We need to be a million times more humble about what we think we know.
Wherever you are, take a look around you.
Everything is energy, isn’t it?
It’s in a bunch of different forms. But there’s nothing around you that isn’t fundamentally energy. It’s all the exact same stuff.
But even though it’s all the same substance, it’s equally true that everything is infinitely varied and complex.
You know that even something that looks like a discrete object—like a phone, a chair, or even your own self—is made up of smaller parts.
You know that everything that looks like it isn’t changing is actually totally different than it was even a millisecond ago.
You know that no two things are the same at any point in time and space.
It’s not a case of either-or. This universe is made up of both infinite sameness and infinite variation.
Which will make sense to you, when you acknowledge that our brains are limited.

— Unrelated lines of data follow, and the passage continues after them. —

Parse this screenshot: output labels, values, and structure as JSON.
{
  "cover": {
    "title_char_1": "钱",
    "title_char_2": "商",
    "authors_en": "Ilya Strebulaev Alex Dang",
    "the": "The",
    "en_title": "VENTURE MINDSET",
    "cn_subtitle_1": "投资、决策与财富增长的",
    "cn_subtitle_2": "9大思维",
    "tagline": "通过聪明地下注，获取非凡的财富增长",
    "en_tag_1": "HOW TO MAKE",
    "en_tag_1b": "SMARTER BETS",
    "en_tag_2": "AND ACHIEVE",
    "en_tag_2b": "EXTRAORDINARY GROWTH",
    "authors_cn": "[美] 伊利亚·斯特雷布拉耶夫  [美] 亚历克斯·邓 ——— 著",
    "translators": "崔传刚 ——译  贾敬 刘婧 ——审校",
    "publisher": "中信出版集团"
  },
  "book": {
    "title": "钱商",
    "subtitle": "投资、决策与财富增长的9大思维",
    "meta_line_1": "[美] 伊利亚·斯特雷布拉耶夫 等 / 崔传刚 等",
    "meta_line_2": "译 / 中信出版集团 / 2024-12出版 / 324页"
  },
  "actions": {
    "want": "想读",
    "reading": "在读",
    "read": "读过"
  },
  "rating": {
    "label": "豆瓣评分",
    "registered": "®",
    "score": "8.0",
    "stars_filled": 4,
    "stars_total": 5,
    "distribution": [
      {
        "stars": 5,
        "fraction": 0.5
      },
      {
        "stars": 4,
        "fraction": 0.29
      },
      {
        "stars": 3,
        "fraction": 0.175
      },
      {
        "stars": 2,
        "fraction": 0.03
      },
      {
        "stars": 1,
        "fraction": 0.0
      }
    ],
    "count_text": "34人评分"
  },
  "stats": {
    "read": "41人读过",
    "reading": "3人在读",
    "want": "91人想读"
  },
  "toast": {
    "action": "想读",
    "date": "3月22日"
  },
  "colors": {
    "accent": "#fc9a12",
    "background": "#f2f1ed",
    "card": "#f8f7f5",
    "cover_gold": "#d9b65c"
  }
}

We don’t have the brainpower to process the infinite sameness and infinite variation at the same time.
What our brains do, through a series of biological, psychological, and socially learned shortcuts, is take in as much information as possible about the outside world—and then massively, mercilessly whittle it down to only that teeny, tiny percentage that it considers most important.
That’s not the truth of what’s out there. But because we only have so much brainpower, our brain shows us what it believes to be most useful.
If all you saw was infinite sameness, it wouldn’t be very useful to you. You wouldn’t know what to say or do. If a car was about to run you over, you wouldn’t see it coming.
Neither would infinite variation be very useful to you. How would you know which variations were most important? Or which ones might kill you?
I’m not just saying this to bend your mind. This is actually really important.
Because people constantly confuse the end product of this sequence of mental shortcuts as “the truth.”
But it’s not. It can’t be.
The truth is totally beyond our capability to understand.
What we get, instead, is what our brains have determined to be most useful to us—which may or may not have anything to do with the truth!
And that process is extremely fallible.
What we end up with is a fraction of 1 percent of what’s really out there.
What we end up with is full of oversimplifications, distortions, biases, and inaccuracies.
We take this totally crude representation, pretend we see “truth” or “reality,” and then we build it up into belief systems that we’re willing to fight and die over.
We’ve got to be about a million times more humble about what we think we know.
Anything that comes out of our minds utterly pales in comparison to what’s really out there.
And if an overeducated scholar like myself can accept that…you can too.
This is the 113th in a series of over 150 videos about how to create real, lasting social change. Click here for a list of all titles, videos, and transcripts.